Look for the string "list" in the material below. Copy every line where you find it.

Records for the exercise: Begin

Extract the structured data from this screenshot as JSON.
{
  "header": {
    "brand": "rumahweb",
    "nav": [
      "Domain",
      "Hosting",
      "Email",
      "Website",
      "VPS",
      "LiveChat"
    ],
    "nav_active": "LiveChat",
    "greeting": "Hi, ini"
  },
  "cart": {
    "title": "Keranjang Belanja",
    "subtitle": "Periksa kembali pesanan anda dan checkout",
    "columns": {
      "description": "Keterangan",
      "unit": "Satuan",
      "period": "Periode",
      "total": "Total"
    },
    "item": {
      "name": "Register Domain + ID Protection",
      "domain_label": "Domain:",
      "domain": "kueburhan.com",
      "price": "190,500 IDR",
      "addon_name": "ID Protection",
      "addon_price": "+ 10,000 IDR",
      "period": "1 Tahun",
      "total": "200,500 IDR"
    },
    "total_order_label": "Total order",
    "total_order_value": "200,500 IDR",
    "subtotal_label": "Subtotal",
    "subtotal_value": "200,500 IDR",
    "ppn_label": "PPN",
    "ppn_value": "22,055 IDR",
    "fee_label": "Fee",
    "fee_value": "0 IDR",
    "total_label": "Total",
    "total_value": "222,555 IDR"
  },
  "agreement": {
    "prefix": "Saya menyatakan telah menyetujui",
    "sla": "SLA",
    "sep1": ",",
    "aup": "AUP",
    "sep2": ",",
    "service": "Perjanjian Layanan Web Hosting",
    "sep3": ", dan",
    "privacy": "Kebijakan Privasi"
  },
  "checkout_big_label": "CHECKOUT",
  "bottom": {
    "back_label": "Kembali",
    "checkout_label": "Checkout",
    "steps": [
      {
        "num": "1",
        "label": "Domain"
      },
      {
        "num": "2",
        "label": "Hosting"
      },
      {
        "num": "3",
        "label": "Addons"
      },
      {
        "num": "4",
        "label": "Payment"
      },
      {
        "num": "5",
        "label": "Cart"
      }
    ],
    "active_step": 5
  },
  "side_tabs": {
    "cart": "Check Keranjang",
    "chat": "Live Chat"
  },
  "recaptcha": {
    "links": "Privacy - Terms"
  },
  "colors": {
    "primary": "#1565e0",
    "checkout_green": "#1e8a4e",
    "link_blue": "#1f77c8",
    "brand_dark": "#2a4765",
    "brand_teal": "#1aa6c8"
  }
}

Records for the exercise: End
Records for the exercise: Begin

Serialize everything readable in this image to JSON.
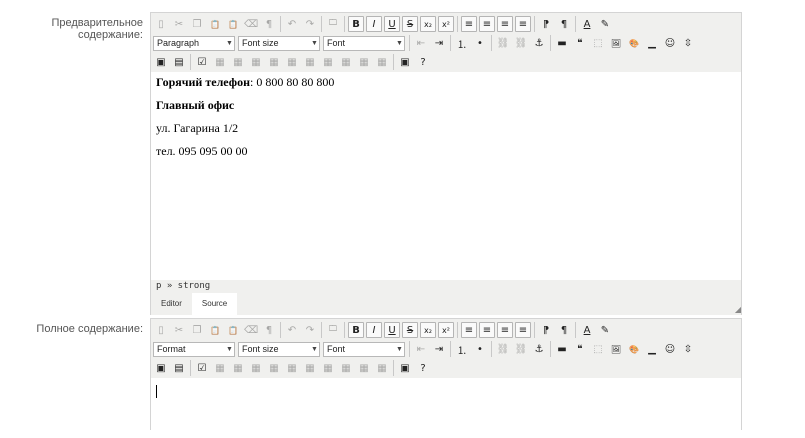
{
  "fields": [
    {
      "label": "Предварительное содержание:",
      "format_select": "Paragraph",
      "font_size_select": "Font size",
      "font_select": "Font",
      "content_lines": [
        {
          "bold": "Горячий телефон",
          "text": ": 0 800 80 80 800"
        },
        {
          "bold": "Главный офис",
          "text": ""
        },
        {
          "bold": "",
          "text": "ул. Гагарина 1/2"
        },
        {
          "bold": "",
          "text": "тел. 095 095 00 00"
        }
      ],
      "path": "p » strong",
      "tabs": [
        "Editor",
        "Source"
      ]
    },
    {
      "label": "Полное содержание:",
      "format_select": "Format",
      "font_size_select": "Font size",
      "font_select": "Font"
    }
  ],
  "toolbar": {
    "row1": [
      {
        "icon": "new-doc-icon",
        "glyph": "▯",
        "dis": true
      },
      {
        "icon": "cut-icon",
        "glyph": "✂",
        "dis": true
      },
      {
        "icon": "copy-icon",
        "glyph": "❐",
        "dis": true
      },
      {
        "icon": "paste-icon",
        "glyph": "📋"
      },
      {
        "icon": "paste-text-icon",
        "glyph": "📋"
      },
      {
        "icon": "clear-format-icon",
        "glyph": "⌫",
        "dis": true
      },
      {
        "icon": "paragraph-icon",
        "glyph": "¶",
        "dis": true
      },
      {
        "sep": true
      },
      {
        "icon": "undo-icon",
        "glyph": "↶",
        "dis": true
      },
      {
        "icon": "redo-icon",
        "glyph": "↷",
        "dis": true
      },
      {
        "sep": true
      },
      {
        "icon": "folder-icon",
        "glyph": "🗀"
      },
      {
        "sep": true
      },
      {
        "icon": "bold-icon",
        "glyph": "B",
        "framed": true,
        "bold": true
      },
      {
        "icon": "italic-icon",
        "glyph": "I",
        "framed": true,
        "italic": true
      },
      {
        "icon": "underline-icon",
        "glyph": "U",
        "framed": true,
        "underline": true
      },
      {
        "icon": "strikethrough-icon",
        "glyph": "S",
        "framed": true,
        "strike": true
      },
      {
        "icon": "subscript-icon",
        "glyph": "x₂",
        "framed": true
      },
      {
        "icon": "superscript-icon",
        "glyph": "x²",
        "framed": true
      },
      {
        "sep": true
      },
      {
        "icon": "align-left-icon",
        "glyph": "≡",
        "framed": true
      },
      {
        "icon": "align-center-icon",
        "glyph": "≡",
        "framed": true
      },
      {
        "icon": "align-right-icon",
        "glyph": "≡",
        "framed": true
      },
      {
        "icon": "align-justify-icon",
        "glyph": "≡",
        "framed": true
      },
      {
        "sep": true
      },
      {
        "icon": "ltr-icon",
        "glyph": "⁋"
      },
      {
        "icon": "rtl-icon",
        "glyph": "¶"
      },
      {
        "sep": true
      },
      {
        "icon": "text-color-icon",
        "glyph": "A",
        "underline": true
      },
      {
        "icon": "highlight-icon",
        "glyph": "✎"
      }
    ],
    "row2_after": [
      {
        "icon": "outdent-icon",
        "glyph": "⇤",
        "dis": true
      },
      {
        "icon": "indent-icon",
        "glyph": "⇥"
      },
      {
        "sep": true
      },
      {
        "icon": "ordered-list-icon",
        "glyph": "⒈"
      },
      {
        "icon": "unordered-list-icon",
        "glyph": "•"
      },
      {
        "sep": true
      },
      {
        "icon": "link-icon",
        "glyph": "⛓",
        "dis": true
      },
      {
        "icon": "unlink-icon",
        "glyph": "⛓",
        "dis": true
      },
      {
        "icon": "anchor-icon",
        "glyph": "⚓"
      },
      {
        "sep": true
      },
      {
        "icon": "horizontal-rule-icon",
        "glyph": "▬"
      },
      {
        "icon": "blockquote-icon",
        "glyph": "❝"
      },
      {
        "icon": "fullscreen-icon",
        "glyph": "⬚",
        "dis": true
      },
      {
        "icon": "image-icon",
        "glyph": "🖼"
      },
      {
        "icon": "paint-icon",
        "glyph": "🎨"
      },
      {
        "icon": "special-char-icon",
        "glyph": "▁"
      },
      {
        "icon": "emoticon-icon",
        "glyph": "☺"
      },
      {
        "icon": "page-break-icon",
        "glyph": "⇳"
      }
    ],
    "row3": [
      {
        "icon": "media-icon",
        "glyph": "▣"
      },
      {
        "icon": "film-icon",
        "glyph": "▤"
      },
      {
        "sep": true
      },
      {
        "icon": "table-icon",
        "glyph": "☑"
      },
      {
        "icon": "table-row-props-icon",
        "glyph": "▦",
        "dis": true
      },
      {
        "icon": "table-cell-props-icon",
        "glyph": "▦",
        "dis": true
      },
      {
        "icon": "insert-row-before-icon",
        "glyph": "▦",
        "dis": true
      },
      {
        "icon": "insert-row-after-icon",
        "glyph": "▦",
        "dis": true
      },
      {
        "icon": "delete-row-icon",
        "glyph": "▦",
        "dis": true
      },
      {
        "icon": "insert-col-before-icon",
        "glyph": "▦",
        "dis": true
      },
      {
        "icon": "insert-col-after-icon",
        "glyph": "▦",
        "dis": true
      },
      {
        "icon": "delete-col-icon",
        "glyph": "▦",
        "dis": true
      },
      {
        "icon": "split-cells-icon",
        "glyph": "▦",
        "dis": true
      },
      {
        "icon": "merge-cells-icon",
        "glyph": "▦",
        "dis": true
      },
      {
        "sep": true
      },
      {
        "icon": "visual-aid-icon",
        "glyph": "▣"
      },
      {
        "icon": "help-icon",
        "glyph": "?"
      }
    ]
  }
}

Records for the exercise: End

## Answer to this problem:
        "icon": "ordered-list-icon",
        "icon": "unordered-list-icon",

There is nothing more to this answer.